A strict, once-every-seven-days schedule is not necessary, as long as a shot is received at least once every 14 days.

"You can miss a week," said Lewis, from Ferrell Duncan Clinic. "But if you're talking about missing three weeks we'll probably have to delay moving up to the next dose."

The patient reaches the maintenance stage once the maximum dosage is reached, then the frequency of shots is gradually reduced to once or twice a month.

"The goal now is to get to as high a dose as quickly as possible, so you can do two years of maintenance and get it over with," Lux said. "And the stronger the dose, the longer they last."

Only doctors should give the shots

In the past, some patients were allowed to administer shots at home, but current guidelines disallow home immunotherapy because of the possibility of an allergic reaction to the higher dose concentrations being used.

"It's not the frequency of reactions, but the possible severity of the reaction," said Lewis.

Local reactions such as redness or swelling at the site of the injection are fairly common.

Systemic reactions are relatively rare, but can include increased allergy symptoms such as sneezing, nasal congestion or hives.

In rare cases, a patient may experience anaphylaxis, which can cause swelling of the throat, nausea, dizziness and other symptoms.

For that reason, shots should only be given at a doctor's office, where patients are asked to wait 20 to 30 minutes after an injection for monitoring.

Lewis and Lux said their staffs also check patients for allergy symptoms before administering a shot.

"You have to be careful that they're not having breathing problems or blood pressure problems," said Lewis. "Asthma that's out of control on a given day is another reason not to give an injection that day."

Maintenance is no big deal

After completing a three- to five-year program, the majority of patients won't need additional immunotherapy for a decade or more.

"I went back on them seven years later because they wore off on me," Lux said. "I took them another four years and hope they'll last for 20."

A reduction of symptoms is usually experienced by the time a patient has completed the build-up phase, but may take as much as a year on the maintenance dose.

"It's usually about six months before you expect to see some improvement," Lewis said. "The thing to keep in mind is that it's not going to help after two and three injections."

Trevor Sturges, 13, has been taking allergy shots for about two years and now comes to Lux's office every two weeks for a maintenance shot.

Ragweed, dust and mold were the main things causing him problems, but Sturges, who is active in football, basketball and golf, said he rarely has allergic reactions now.

"I thought (football season) would be bad, but he didn't have one bad day," said Trevor's mother, Patti Sturges. "When he can lay in the grass and not sneeze and cough, that's a real improvement."

Laramy Hankins, 12, said he occasionally gets dry eyes and a stuffy nose from his ragweed allergy, but nothing like the symptoms he experienced before starting immunotherapy three years ago.

"I used to be so bad that if I took a five-minute nap I couldn't open my eyes when I woke up," he said.

He now comes in just once a month for shots, which "are no big deal."

"Your arm can be a little sore later, if they stick the muscle the wrong way," he said. "But they've only done that once in, like, forever."


I wish I could be convinced by this article.

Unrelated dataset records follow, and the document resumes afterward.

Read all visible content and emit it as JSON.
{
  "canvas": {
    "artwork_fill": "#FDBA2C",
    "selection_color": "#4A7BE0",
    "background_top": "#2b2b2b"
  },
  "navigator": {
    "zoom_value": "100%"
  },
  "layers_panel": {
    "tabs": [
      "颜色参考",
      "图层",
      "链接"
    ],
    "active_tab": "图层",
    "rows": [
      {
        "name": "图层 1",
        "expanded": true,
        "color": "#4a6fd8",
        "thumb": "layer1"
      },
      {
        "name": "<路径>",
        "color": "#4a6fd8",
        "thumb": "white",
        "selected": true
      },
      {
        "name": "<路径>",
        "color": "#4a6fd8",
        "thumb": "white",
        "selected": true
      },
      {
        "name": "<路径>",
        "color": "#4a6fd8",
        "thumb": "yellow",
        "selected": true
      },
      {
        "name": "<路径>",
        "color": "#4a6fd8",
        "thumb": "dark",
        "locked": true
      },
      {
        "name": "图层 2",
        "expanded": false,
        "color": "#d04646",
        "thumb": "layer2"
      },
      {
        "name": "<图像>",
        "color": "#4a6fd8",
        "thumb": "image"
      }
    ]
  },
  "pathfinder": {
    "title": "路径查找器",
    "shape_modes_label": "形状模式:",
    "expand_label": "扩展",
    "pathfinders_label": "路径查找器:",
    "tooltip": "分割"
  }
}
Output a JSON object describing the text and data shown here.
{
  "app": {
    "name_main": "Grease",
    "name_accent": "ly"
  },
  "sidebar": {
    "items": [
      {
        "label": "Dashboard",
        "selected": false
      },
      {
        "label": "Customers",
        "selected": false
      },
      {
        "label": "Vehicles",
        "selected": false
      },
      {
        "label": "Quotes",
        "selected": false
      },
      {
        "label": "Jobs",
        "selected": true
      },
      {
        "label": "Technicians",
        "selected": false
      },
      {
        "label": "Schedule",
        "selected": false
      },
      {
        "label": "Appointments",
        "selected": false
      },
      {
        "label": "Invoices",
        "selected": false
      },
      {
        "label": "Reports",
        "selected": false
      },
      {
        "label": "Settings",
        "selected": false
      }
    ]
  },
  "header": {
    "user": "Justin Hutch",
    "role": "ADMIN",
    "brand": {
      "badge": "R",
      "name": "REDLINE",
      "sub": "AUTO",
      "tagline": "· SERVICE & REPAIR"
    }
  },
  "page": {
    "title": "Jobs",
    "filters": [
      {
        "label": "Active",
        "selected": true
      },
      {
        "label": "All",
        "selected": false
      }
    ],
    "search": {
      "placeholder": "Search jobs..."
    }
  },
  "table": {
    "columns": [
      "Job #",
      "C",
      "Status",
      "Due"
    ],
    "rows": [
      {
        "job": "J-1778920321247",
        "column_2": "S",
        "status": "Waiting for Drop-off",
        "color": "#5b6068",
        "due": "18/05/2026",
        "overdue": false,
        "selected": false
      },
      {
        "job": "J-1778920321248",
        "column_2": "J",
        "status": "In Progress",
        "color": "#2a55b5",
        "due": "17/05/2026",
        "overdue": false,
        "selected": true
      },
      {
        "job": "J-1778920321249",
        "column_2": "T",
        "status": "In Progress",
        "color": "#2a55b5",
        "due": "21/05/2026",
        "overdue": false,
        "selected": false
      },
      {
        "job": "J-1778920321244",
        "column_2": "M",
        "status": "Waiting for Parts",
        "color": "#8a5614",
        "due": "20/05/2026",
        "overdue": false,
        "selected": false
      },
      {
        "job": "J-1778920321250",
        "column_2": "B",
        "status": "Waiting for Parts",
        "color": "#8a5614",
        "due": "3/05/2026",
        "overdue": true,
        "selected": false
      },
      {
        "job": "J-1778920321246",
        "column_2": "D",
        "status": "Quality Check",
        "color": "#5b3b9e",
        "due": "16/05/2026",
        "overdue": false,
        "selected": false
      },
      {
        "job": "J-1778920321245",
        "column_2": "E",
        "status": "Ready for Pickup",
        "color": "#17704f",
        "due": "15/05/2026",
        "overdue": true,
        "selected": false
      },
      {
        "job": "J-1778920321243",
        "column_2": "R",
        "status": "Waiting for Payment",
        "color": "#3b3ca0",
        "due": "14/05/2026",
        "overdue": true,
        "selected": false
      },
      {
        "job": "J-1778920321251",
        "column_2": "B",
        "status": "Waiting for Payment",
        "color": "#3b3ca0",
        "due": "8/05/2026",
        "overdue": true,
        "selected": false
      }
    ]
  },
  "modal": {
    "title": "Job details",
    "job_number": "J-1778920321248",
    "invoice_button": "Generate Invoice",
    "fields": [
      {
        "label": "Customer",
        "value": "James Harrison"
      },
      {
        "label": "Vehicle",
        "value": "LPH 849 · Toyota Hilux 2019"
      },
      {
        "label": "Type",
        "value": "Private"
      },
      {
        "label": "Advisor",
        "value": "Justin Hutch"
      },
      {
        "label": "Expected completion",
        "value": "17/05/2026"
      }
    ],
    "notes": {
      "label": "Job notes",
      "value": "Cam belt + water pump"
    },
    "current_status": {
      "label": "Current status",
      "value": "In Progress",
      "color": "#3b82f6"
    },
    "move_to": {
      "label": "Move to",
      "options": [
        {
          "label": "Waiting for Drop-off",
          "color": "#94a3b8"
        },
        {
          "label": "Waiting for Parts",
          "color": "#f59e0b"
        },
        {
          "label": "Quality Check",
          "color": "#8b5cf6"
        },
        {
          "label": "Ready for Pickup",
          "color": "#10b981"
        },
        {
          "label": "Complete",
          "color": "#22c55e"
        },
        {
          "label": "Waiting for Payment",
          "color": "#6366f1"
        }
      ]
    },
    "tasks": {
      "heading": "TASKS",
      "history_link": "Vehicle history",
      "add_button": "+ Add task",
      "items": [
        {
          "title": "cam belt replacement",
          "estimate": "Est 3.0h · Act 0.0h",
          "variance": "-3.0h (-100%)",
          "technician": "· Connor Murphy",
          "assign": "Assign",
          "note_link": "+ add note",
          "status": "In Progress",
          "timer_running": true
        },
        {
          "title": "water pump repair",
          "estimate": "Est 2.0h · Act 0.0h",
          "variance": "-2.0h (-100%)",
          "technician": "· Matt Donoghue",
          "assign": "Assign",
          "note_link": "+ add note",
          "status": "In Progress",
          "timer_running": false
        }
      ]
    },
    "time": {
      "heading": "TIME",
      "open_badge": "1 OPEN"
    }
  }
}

However, it doesn't cover any alternative treatment view. The only proposed treatment is shots, shots and shots. And in 10 years or so - correct, more shots.